The campaign features a 90-second video by local firm Generator showcasing the city's event spaces and natural beauty.

“It’s really to encourage people to think about human connections replacing internet connections… and the importance of meeting in person,” he said.

“We have a lot of advantages as a smaller city in attracting the meetings and conference sector back, and the trend over the next couple of years is going to be smaller meetings, smaller events, and that’s a market we do very well with here in Thunder Bay.”

The city can handle meetings of up to around 500 people, he said.

While the national social media campaign is aimed largely at professional event planners, a local version of the campaign, Bring it Home, appeals to local residents to consider if organizations they’re part of could gather in Thunder Bay as in-person events return.

“It’s a great opportunity for locals to be advocates and champions for the return of meetings and conventions, and to welcome their colleagues from across the region, Ontario, Canada, internationally even, to come and meet here in Thunder Bay.”

Thunder Bay tends to do well in attracting corporate events in the public sector, not-for-profits, mining, natural resources, education, life sciences, and Indigenous business and leadership sectors, he said

“Those are our main targets we work with, but it’s open to anybody –— we have church groups, we have mining conferences, all sorts of social organizations, businesses, government agencies, fire training, you name it.”

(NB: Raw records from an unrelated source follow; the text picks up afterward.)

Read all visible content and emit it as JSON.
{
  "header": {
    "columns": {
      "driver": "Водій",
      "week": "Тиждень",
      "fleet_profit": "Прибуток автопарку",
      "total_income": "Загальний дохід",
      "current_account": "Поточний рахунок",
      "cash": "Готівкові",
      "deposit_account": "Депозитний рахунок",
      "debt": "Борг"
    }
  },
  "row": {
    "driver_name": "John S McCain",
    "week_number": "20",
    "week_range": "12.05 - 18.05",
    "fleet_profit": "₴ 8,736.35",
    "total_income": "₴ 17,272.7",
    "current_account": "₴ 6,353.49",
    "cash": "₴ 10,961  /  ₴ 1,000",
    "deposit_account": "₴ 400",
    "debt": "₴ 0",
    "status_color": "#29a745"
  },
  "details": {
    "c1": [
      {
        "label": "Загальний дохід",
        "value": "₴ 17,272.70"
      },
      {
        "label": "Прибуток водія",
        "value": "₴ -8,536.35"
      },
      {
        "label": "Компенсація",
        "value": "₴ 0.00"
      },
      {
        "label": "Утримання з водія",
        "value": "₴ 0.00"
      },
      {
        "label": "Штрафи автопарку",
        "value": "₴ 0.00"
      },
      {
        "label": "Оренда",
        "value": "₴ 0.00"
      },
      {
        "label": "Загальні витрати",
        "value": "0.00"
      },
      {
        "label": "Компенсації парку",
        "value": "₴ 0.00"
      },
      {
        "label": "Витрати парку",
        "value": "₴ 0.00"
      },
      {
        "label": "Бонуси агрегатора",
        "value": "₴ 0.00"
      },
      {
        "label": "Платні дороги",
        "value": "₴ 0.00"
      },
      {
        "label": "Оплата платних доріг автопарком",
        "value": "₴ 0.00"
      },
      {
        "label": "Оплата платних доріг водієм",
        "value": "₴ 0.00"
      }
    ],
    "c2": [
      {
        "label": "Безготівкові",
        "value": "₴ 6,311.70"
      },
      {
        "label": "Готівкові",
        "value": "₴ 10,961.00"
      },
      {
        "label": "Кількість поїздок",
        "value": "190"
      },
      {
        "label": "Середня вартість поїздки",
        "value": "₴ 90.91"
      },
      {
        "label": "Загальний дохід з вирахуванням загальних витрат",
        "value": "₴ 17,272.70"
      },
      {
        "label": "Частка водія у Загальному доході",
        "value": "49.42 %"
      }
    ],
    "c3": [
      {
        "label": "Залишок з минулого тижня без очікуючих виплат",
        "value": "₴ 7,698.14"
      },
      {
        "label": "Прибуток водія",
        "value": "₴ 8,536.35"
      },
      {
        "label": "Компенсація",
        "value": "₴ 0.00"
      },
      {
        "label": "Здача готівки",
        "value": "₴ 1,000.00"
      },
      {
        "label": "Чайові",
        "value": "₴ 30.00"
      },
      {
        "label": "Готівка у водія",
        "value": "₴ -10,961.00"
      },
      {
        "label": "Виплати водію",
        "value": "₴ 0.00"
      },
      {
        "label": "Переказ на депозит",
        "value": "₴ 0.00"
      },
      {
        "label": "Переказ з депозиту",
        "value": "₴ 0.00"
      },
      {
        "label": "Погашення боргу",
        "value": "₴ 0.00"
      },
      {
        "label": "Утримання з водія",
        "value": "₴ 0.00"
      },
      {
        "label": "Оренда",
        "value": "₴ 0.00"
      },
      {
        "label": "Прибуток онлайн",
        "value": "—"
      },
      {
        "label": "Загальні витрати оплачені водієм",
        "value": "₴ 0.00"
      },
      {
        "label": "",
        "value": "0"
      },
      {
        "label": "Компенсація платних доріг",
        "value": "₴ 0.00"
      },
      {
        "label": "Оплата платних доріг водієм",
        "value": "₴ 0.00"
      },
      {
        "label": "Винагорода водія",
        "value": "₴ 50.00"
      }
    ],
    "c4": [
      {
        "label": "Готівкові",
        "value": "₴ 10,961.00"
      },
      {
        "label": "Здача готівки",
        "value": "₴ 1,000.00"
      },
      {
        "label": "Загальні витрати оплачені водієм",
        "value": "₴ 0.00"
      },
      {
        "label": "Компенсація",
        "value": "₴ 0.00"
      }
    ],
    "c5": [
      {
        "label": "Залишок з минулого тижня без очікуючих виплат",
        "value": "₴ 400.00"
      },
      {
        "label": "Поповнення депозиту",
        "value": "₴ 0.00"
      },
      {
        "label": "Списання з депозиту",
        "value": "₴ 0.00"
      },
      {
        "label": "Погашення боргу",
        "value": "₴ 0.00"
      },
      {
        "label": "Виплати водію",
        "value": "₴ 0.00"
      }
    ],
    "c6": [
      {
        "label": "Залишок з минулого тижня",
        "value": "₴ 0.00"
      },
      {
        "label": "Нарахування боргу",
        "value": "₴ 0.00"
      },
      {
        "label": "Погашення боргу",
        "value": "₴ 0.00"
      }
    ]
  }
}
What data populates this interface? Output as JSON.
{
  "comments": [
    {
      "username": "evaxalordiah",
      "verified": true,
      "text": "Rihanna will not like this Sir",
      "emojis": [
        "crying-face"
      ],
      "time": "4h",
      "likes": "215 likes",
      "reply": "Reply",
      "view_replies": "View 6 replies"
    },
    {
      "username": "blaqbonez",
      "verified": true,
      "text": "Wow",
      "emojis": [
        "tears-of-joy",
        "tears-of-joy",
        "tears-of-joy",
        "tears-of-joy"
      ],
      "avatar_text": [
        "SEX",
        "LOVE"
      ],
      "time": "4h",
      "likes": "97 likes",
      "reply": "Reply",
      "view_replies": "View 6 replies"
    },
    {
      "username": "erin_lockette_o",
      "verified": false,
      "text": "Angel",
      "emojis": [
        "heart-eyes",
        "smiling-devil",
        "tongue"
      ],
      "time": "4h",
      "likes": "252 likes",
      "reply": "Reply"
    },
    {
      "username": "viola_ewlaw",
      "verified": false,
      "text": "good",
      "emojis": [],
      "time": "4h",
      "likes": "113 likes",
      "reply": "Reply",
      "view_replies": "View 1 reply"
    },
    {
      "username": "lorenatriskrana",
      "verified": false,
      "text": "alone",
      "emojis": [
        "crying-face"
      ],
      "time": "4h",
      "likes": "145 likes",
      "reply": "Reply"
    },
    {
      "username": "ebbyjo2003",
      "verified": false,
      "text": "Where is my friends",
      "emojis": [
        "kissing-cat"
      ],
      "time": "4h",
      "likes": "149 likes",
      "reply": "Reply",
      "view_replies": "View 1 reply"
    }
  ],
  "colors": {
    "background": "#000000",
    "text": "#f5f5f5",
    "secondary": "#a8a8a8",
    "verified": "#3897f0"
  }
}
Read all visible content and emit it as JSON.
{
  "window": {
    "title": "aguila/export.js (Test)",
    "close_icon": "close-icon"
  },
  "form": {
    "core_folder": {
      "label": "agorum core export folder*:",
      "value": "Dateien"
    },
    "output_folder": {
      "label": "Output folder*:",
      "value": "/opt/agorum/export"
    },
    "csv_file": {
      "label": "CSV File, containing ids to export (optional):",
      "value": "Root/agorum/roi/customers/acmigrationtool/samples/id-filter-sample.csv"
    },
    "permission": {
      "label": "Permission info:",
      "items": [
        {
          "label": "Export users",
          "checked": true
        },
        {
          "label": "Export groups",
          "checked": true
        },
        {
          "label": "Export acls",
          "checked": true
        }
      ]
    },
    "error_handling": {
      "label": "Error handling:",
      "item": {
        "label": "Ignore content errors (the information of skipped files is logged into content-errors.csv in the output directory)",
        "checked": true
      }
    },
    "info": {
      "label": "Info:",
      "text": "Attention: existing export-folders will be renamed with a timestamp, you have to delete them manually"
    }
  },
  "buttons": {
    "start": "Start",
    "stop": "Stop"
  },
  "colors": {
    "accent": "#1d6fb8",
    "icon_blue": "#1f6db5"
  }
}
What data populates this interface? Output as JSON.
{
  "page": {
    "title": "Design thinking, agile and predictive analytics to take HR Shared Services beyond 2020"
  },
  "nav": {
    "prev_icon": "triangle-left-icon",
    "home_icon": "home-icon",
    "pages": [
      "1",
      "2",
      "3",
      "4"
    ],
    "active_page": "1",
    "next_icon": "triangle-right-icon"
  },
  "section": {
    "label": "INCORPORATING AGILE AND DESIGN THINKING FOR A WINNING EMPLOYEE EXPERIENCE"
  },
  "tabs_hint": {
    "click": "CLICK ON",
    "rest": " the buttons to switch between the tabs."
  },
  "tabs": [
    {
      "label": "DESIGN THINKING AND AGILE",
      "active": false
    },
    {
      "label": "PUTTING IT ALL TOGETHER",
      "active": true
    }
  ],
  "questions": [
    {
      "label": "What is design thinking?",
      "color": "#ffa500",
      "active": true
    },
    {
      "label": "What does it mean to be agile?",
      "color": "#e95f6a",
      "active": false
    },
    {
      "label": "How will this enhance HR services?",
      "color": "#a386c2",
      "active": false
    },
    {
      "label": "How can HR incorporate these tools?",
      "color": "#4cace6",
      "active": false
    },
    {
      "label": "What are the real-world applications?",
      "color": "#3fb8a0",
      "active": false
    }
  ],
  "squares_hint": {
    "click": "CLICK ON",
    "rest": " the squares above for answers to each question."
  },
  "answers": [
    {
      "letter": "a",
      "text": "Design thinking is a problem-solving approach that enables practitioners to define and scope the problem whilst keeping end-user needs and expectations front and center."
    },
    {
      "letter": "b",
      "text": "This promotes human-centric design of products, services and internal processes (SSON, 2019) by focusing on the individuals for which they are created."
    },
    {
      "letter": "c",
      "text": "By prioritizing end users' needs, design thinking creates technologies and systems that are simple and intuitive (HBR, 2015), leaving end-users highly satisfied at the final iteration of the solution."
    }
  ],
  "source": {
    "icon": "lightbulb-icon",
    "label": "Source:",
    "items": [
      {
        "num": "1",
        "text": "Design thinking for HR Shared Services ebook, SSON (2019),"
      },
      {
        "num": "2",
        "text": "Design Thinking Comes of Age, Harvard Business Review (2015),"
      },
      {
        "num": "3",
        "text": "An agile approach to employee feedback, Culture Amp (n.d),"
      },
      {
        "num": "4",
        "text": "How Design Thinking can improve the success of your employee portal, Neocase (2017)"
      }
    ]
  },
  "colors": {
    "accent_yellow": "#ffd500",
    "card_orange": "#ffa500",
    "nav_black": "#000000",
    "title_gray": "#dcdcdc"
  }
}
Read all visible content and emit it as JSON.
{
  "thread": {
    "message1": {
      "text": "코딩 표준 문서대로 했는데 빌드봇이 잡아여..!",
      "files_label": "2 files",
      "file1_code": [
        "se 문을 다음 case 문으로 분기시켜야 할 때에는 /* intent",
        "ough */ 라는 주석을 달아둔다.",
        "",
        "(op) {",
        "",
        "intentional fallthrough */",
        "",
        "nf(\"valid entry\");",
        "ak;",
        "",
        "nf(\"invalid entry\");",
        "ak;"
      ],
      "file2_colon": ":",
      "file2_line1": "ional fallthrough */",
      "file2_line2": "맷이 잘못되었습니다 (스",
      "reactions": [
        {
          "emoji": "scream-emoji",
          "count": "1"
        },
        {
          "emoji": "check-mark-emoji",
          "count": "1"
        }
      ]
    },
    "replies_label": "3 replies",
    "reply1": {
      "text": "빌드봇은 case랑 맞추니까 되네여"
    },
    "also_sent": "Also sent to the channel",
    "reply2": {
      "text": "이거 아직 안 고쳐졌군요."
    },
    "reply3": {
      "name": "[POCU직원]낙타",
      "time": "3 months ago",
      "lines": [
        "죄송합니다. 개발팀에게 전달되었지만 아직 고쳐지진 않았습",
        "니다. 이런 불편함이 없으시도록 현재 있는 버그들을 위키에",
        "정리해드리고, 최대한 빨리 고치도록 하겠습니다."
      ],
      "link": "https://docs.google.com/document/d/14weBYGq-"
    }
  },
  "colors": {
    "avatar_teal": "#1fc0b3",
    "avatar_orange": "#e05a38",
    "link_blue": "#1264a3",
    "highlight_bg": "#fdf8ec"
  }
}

The campaign is a recognition that corporate travel was the hardest-hit during the pandemic, and that it’s likely to take a while — Pepe estimates two to four years — to recover.

 “A lot of organizations are still doing hybrid [meetings], for a host of reasons — some people just aren’t ready to travel yet, and budgets for a lot of organizations are very constrained right now, too,” he said.

“But countering that is the fact that there really is no replacement for face-to-face dialogue sometimes, there’s a hunger [for that]. There’s a mental health aspect to meeting in person, as well — people are Zoomed out over the last two years.”

The campaign also highlights the financial incentives available to hold events in the city. Planners can apply to the Thunder Bay Community Economic Development Commission (CEDC)’s Municipal Accommodation Tax (MAT) fund for incentives worth up to 25 per cent of event costs.

More information is available at the campaign’s website.

— TBNewswatch